Waterfront comes to life

C-Dine Bar in Kingston is one of the new restaurants coming to the area.
C-Dine Bar in Kingston is one of the new restaurants coming to the area. Photo: Daniel Spellman

Local chef Dan Keogh and business partner Shann Howman have opened a swish new steak and seafood bar on the Kingston waterfront, kickstarting what’s set to be a boom in eateries and bars in the area. The pair’s C Dine is in the new Aurora apartment complex, on the lake shore in front of the Canberra Glassworks and Brodburger, with an outdoor ‘‘beer garden’’ and casual eating area looking across the lake, and a bar. It’s open for breakfast on the weekends, lunch Tuesday to Sunday and dinner Tuesday to Saturday.

Keogh was part-owner in Ellacure, the popular hits-the-spot cafe near Bruce Stadium, before he went to Canada in 2010. Returning in 2011, he was chef at Artespresso in Kingston until mid-2012, when he moved to the Honkytonks bar in Garema Place. But he says the Kingston foreshore has long been on his mind. ‘‘I’ve been waiting on Kingston foreshore to be complete for some years, it’s an idea I saw coming since I was 16 or 17, when I thought ‘gee, that would be great place to have a restaurant one day.’ And now here we are.’’
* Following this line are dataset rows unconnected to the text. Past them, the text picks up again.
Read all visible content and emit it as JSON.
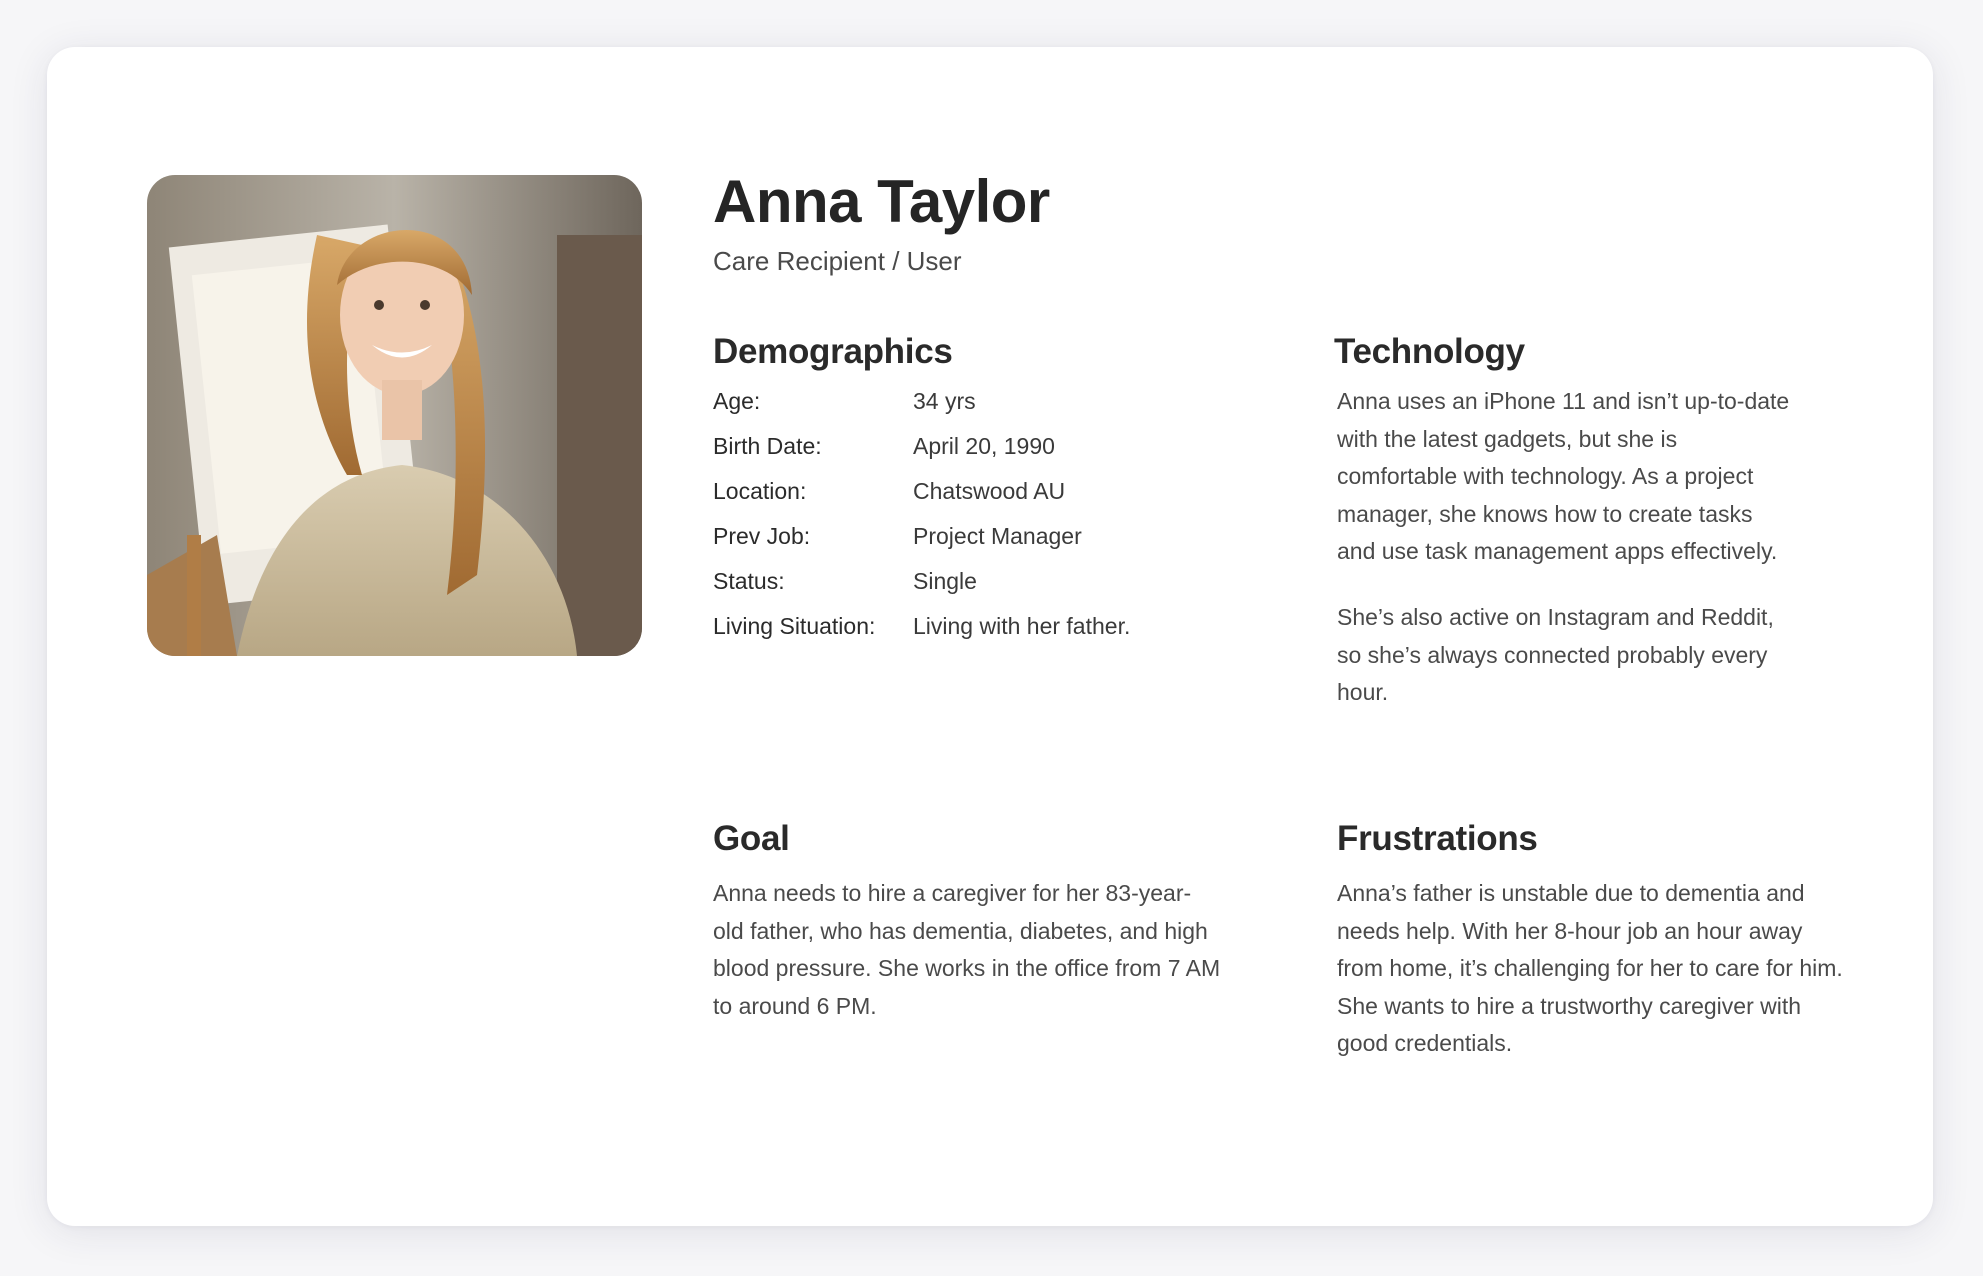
{
  "persona": {
    "name": "Anna Taylor",
    "role": "Care Recipient / User"
  },
  "demographics": {
    "title": "Demographics",
    "rows": [
      {
        "label": "Age:",
        "value": "34 yrs"
      },
      {
        "label": "Birth Date:",
        "value": "April 20, 1990"
      },
      {
        "label": "Location:",
        "value": "Chatswood AU"
      },
      {
        "label": "Prev Job:",
        "value": "Project Manager"
      },
      {
        "label": "Status:",
        "value": "Single"
      },
      {
        "label": "Living Situation:",
        "value": "Living with her father."
      }
    ]
  },
  "technology": {
    "title": "Technology",
    "paragraph1_lines": [
      "Anna uses an iPhone 11 and isn’t up-to-date",
      "with the latest gadgets, but she is",
      "comfortable with technology. As a project",
      "manager, she knows how to create tasks",
      "and use task management apps effectively."
    ],
    "paragraph2_lines": [
      "She’s also active on Instagram and Reddit,",
      "so she’s always connected probably every",
      "hour."
    ]
  },
  "goal": {
    "title": "Goal",
    "lines": [
      "Anna needs to hire a caregiver for her 83-year-",
      "old father, who has dementia, diabetes, and high",
      "blood pressure. She works in the office from 7 AM",
      "to around 6 PM."
    ]
  },
  "frustrations": {
    "title": "Frustrations",
    "lines": [
      "Anna’s father is unstable due to dementia and",
      "needs help. With her 8-hour job an hour away",
      "from home, it’s challenging for her to care for him.",
      "She wants to hire a trustworthy caregiver with",
      "good credentials."
    ]
  },
  "colors": {
    "background": "#f6f6f8",
    "card": "#ffffff",
    "heading": "#252525",
    "body_text": "#4a4a4a"
  }
}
He worked with Howman, who handles front of house, at Verve and at Artespresso. We gather C Dine is named for the seafood (the mains priced $28 to $32), which is a big focus of the menu, not least in an oyster bar where the team freshly shucks Merimbula oysters to order. The other point of difference is the beef, which Keogh dry-ages himself, a skill he learnt in Canada. Keogh says the grain-fed black angus beef from the Riverina comes from a butcher in Sydney who dry-ages it initially for two weeks, then at C Dine Keogh ages it in a cabinet for 21 to 36 days. A whopping 660 grams of 21-day dry-aged rib eye with house-smoked dipping salts will set you back $65, but that’s probably your meat allocation for the week.

Keogh says it has been pretty busy since opening day, given the number of residents already in the Aurora and nearby apartments. ‘‘We had a great week last week,’’ he says. ‘‘It’s just word of mouth. Hundreds and hundreds of residents have been dying for somewhere to open.’’

To date, Brodburger and the Chinese fusion Wild Duck further along the foreshore have had the area to themselves, but given the pace of building here, you can expect a lot more. In September, Morks Thai Restaurant is expected to open in the building, and the ever-expanding coffee empire Lonsdale Street Roasters is also moving in, probably about October.